Because Howze compels the conclusion that a violation of § 346.04(3) is categorically a crime of violence, Rosas' next two arguments have no relevance. Rosas insists that his particular violation of § 346.04(3), as charged in the Information, did not pose a potential risk of physical injury to another. Under a categorical approach, though, there is no need to evaluate the language of the charging instrument: Howze rejected the argument that there is a way to violate § 346.04(3) that does not involve the creation of risk and concluded, as a per se rule with respect to that provision, "all flights involve that risk-creating conduct." Howze, 343 F.3d at 922. For the same reason it does not matter that the district court appears to have erroneously evaluated Rosas' flight conviction by looking to the underlying conduct. See, e.g., United States v. Cole, 298 F.3d 659, 662 (7th Cir. 2002) (confining a district court's evaluation to charging documents, except in certain circumstances).

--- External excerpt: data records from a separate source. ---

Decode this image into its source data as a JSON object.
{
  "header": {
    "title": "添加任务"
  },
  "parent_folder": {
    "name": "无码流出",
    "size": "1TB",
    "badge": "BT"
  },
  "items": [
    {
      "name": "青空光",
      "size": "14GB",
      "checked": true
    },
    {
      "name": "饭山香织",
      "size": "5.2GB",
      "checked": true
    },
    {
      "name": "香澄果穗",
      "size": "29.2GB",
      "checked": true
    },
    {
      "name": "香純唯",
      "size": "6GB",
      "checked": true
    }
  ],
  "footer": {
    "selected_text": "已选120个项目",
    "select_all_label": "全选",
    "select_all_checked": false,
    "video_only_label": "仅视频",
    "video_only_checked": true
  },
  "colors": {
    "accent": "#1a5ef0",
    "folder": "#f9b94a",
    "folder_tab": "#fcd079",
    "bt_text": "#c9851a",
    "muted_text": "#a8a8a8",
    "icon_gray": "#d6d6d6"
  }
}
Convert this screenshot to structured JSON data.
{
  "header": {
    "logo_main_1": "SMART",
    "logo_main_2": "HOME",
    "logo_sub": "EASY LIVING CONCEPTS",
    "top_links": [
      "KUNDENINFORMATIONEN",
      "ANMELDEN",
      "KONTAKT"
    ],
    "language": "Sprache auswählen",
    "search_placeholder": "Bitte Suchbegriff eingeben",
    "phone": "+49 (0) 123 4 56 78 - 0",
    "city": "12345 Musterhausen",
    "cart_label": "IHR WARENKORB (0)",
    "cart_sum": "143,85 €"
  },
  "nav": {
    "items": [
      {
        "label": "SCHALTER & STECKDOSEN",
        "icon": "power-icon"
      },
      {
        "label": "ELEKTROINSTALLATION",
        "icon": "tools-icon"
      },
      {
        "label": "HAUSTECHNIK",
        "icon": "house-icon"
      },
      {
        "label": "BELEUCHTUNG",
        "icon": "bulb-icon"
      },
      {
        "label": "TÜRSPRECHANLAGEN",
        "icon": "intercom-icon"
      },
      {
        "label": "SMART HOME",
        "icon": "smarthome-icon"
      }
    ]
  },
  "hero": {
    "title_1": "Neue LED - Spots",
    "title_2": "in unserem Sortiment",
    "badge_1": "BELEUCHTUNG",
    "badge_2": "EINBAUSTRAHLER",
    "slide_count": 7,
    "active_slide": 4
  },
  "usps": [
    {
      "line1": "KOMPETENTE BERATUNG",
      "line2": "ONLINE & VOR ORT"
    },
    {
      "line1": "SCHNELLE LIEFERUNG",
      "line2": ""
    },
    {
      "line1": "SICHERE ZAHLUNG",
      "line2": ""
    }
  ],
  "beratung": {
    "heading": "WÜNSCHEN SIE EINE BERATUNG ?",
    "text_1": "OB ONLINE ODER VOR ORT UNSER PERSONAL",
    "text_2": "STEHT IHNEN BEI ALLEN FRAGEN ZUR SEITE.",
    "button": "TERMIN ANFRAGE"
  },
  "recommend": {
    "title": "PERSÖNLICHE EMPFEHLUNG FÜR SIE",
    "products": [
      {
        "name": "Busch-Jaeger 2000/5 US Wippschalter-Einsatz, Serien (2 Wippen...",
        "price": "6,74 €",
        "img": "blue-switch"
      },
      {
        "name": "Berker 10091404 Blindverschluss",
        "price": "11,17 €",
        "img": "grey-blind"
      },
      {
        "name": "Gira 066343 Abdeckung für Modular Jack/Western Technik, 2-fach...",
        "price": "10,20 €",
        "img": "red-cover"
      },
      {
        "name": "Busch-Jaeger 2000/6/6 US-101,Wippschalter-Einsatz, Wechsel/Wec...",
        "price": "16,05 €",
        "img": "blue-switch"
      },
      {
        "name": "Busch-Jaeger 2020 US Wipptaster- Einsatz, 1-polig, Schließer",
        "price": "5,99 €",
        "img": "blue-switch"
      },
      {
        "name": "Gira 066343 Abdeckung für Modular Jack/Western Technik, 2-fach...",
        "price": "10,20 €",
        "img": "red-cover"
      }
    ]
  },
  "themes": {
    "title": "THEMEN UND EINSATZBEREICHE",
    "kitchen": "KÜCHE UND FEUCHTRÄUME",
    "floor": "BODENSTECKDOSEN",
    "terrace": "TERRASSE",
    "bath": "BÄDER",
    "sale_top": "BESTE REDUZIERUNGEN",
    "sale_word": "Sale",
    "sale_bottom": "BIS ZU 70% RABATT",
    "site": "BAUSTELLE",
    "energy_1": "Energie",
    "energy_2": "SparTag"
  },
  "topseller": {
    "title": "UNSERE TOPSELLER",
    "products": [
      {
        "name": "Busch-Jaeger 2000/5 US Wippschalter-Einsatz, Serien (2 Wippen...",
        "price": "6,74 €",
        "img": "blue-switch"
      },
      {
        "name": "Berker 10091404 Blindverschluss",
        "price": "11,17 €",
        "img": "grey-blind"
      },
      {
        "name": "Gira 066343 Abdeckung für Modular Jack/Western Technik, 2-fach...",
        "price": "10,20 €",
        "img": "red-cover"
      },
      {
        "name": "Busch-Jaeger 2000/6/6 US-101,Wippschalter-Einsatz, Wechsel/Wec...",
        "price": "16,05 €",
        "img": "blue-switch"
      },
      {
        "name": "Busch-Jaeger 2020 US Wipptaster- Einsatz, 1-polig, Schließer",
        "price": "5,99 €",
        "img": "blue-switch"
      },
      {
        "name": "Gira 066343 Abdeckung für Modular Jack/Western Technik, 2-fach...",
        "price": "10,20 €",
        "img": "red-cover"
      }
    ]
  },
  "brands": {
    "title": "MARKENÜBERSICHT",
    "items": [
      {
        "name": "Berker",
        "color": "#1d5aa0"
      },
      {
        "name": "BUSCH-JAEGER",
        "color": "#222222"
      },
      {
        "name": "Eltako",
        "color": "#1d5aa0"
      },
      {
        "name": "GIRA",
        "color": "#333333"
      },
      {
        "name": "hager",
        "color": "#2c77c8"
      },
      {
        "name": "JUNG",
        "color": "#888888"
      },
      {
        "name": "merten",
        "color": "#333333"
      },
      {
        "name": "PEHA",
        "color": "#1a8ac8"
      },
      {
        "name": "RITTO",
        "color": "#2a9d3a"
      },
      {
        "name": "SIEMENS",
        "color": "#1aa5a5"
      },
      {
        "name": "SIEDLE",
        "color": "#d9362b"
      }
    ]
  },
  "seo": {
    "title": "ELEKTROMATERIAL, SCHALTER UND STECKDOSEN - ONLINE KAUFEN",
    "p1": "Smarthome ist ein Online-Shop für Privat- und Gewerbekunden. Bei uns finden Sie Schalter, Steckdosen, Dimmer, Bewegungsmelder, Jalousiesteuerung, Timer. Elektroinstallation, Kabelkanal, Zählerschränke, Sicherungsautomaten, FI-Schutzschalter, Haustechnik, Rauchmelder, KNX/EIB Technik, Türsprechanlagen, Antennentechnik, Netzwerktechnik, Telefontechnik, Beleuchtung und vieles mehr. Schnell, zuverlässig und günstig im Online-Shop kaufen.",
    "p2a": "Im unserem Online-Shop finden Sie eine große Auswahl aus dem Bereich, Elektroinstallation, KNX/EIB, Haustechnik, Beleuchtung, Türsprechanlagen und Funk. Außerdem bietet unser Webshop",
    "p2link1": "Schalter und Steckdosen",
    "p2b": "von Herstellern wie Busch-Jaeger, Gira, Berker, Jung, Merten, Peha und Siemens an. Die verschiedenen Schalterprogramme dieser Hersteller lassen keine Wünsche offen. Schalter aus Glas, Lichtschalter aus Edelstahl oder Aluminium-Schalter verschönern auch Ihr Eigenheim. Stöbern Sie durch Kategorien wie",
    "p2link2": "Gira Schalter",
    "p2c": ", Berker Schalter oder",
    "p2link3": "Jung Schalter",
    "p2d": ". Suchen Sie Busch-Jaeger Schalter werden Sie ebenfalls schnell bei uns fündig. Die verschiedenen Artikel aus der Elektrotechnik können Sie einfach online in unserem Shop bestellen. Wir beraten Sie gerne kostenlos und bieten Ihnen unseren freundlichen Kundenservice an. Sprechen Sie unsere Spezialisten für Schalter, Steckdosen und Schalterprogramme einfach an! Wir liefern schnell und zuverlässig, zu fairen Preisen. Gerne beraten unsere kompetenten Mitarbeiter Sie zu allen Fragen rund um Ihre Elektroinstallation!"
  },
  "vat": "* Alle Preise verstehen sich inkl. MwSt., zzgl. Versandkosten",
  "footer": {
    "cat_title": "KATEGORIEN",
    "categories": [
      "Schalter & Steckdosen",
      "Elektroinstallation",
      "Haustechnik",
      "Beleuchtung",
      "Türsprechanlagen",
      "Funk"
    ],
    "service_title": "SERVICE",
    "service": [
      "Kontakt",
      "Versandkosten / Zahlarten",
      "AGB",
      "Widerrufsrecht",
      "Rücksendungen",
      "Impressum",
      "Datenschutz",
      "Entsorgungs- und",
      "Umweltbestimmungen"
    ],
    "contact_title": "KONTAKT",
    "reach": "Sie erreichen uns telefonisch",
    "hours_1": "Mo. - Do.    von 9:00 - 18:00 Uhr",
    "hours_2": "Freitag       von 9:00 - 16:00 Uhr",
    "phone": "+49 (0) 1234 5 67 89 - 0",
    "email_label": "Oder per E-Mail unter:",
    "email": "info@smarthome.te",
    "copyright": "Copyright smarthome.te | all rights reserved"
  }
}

That leaves only Rosas' argument under Blakely and Booker. While Rosas acknowledges that prior convictions used to enhance sentences need not be proven to a jury beyond a reasonable doubt, see Almendarez-Torres v. United States, 523 U.S. 224, 244, 118 S.Ct. 1219, 140 L.Ed.2d 350 (1998); United States v. Pittman, 388 F.3d 1104, 1109 (7th Cir. 2004) (holding that Almendarez-Torres survives Blakely), he contends that it is the nature, not the mere existence, of a previous conviction that requires a jury determination. This argument is misguided because whether a previous offense constitutes crime of violence for purposes of sentencing enhancement is a question of law, see United States v. Bryant, 310 F.3d 550, 552 (7th Cir. 2002), whereas Blakely implicates only questions of fact, Blakely, ___ U.S. at ___, 124 S. Ct at 2536; see also United States v. Trala, 386 F.3d 536, 547 n. 15 (3d Cir. 2004) (holding that whether an offense is a "crime of violence or a controlled substance offense" is a legal determination that does not raise an issue of fact under Blakely or Apprendi v. New Jersey, 530 U.S. 466, 120 S.Ct. 2348, 147 L.Ed.2d 435 (2000)); United States v. Moorer, 383 F.3d 164, 169 n. 4 (3d Cir. 2004) (holding that status as a career offender is purely a legal question and does not implicate Blakely).